Review Summary: I don't want this to end, I don't want this to end.3 of 3 thought this review was well written
I listened to this album originally because it blew my mind that a hard rock band could still top charts on Sputnikmusic. I thought you guys were all over that rock scene. But this isn’t a generic hard rock band and I got a dose of why it isn’t on my first listen. It was more different than anything I could’ve imagined...that grungy opening riff of “Simple Boy” that leads into Ian Kenny’s serene voice? Are you kidding me? I had to let that album sit after the first listen. I liked “Goliath” and “Set Fire to the Hives”, but I guess I wasn’t ready for the whole package yet. I mean when you look at how long the damn tracks are before you listen, it’s pretty discouraging.
Then it happened one by one...
I got addicted to “New Day”, an 8-minute song that should turn me off by its length but somehow the dreamy atmosphere and progression of the song kept me coming back again. This is not the “hard rock” I had assumed I was going to get addicted to. The build-up to the final two and a half minutes of the song literally forces you to stay with the song, knowing you will be rewarded for your patience.

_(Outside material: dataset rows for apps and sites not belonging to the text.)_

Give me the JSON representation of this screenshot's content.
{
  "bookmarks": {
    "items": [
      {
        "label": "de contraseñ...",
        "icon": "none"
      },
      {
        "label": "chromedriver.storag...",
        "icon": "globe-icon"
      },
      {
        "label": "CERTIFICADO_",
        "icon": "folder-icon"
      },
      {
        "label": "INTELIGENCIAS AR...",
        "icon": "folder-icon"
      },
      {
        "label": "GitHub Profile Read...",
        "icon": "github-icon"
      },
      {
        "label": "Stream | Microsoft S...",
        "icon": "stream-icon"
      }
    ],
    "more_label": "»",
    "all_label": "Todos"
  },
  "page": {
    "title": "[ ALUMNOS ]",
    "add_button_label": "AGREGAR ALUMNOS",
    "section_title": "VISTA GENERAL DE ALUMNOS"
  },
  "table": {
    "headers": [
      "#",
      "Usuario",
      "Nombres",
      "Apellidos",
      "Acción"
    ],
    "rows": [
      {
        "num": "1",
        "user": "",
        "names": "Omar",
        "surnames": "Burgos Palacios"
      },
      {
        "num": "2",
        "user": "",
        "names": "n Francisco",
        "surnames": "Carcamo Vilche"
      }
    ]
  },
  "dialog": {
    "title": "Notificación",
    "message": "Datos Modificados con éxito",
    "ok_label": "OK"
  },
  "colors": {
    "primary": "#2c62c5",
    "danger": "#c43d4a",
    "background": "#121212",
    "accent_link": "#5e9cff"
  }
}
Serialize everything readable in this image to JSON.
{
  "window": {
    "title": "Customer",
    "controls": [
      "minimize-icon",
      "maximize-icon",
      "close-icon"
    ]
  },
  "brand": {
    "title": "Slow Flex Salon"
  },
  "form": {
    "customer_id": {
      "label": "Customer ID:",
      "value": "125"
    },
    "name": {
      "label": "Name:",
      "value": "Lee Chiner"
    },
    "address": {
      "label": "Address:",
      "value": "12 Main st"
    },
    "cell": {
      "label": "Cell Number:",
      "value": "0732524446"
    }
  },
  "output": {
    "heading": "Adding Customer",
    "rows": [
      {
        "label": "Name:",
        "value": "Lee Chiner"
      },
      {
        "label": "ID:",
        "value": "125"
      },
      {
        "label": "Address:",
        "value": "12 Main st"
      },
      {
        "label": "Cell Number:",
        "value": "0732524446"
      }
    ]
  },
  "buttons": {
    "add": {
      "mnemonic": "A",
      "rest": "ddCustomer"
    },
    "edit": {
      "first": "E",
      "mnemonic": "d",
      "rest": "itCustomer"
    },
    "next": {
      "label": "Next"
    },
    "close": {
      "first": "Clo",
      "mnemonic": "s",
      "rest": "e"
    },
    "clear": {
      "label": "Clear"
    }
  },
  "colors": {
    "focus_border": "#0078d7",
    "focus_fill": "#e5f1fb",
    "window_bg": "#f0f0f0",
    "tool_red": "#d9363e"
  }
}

Then “Simple Boy” and “Umbra” invaded my mind. “Simple Boy” is easily the strongest track on the album with such a powerful entrance: “I’m high above the world, why should I feel pain?” The song makes itself memorable not by following the “Themata” strategy, but by settling down with guitars that seem more reflective and gentle after the eerie solo rather than punchy riffs. “Umbra” uses the crunchy sound of the guitars to relax listeners and pull them into the song before crying “Wake me with a bottle ‘cross the head”.
The rest of the album unfolded itself rather easily after that; my biggest surprise being how strong the song “Deadman” is, despite its unfair length of 12 minutes. It sounds at first like something out of a Daft Punk
album, which I understand is a weird way to describe Karnivool
. It has an almost electronic sounding beat at the beginning (although I know it’s obviously guitars still). It’s all fantastic at luring you in and that’s the idea of the whole strategy in “Sound Awake”. “All I Know” has maybe the best build-up and breakdown of the entire album and my favourite line: “This is the sound of your reason to wake. Have we forgotten now? We can’t relate.”
Maybe the most exciting part of the album is the final 2 minutes of “Deadman” where the band includes the final portion of “Change (Part 1)” that ended the last album and transitions it into the final track (Part 2). It’s not at all what you expect, when you leave the chaotic sounds of hustling and bustling that Part 1 finishes with, you’re greeted by a tribal percussion that moves into lurching guitars and Kenny’s unbelievable intro of “Hello, Hollow, Halo”. I came to the conclusion though after I heard “Themata” that I absolutely hate Part 1. The ending cut-off of that song is without a doubt the biggest buzzkill in modern musical history. If I would have been a fan back in 2005-06 when that came out, I wouldn’t have stood for that. Think of how long Karnivool fans had to wait to hear how Change (Part 1) turned out...four years!!! Still, I don’t think any fans prior to “Sound Awake” could have expect what Part 2 would bring, and I think most would find it absolutely breathtaking and rewarding as the drums trail off at the end.
The Australian rock music scene is steadily becoming one of the most consistently amazing and revolutionary cultures of music in this day and age. Bands like Dead Letter Circus
and Kenny’s other band Birds of Tokyo
are offering new musical sounds and themes I never thought possible. My lesson: trust Sputnikmusic listeners when they rate something 4.2/5...they know what they’re talking about. And Ian Kenny, you’re my hero.
Set Fire to the Hive